Says The Economist of Erdogan: “During most of his early years, he inspired hope. Sticking to the IMF prescriptions that he inherited, he rescued the economy from the meltdown it suffered in 2001. In the past ten years GDP per person has risen by 43 percent in real terms, exports have increased nearly tenfold and foreign direct investment has leapt. Turkey is now the world’s 17th biggest economy.” Turkey has a $794.5-billion GDP and a population of 80 million.
Of late though, Turkey’s economic growth has slumped to 2.6 percent with unemployment hovering at 9 percent.
Meanwhile, Brazil’s record at economic development cannot be sneezed at. By most yardsticks, Brazil is a First World country. From 2003 to 2009, 22 million Brazilians emerged from poverty, says the World Bank.
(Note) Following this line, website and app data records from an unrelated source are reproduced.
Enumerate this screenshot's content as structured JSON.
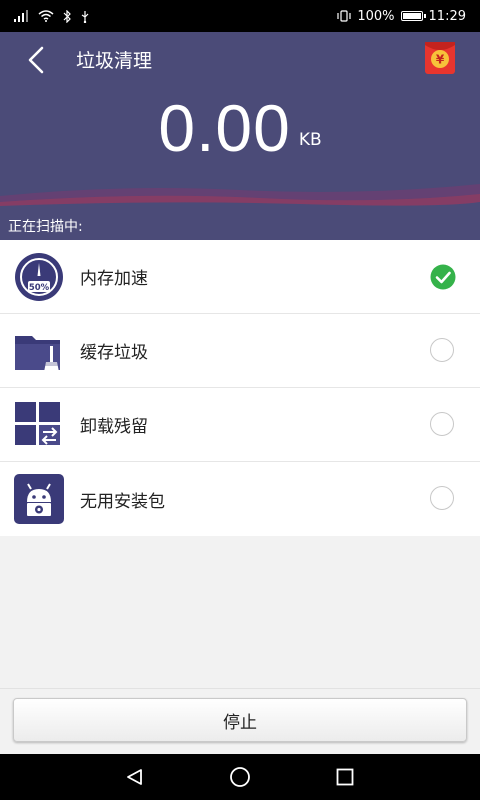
{
  "status_bar": {
    "battery": "100%",
    "time": "11:29"
  },
  "header": {
    "title": "垃圾清理",
    "size_value": "0.00",
    "size_unit": "KB"
  },
  "scan_status": "正在扫描中:",
  "items": [
    {
      "label": "内存加速",
      "icon": "memory-speedup-icon",
      "icon_text": "50%",
      "status": "done"
    },
    {
      "label": "缓存垃圾",
      "icon": "cache-trash-icon",
      "status": "pending"
    },
    {
      "label": "卸载残留",
      "icon": "uninstall-residue-icon",
      "status": "pending"
    },
    {
      "label": "无用安装包",
      "icon": "useless-apk-icon",
      "status": "pending"
    }
  ],
  "stop_button": "停止",
  "colors": {
    "header_bg": "#4b4b78",
    "icon_bg": "#3a3a78",
    "check_green": "#35b24a"
  }
}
With output (GDP) of $2.2 trillion a year, Brazil is the world’s seventh largest economy.
Poverty (people living with US$2 per day) has fallen markedly, from 21 percent of the population in 2003 to 11 percent in 2009. Extreme poverty (people living with US$1.25 per day) also dropped dramatically, from 10 percent in 2004 to 2.2 percent in 2009.
Between 2001 and 2009, reports the bank, the income growth rate of the poorest 10 percent of the population was 7 percent per year, while that of the richest 10 percent was 1.7 percent. This helped decrease income inequality (measured by the Gini index) to reach a 50-year low of 0.519 in 2011.
In 2012, says World Bank, the Brazilian government launched a range of initiatives to reduce energy costs, restructure oil royalty payments, strengthen investment in infrastructure through foreign participation, and reform the subnational value-added tax. Brazil is also reforming mining sharing to give a bigger share to the government.
Yet, protests are threatening the stability of Turkey and Brazil’s sitting governments. Protesters want Tayyip to resign. He has sent in the police and the military to quell the demonstrators with tear gas, pepper spray and plastic bullets (which can blind you). US Secretary of State John Kerry protested the “excessive use of force” by the Istanbul police.
In Brazil, God was once thought to be Brazilian. In 2007, the then president, Luiz Inácio Lula da Silva, a leftist who rose from being a shoeshine boy to national leader, wept in ecstasy when Rio de Janeiro won the bid to host the 2016 Olympics. Lula’s handpicked successor, President Dilma Rousseff, is dumbfounded. She has suspended the bus fare increases. But the protesters sense blood.
By the way, our own DOTC (Department of Transportation and Communications) will raise LRT and MRT train fares by an unheard of P10, or by 50 percent. There is a nascent signature campaign against it. Knowing how bad the LRT/MRT service is, you should sign up. Who knows, you could spark a revolt.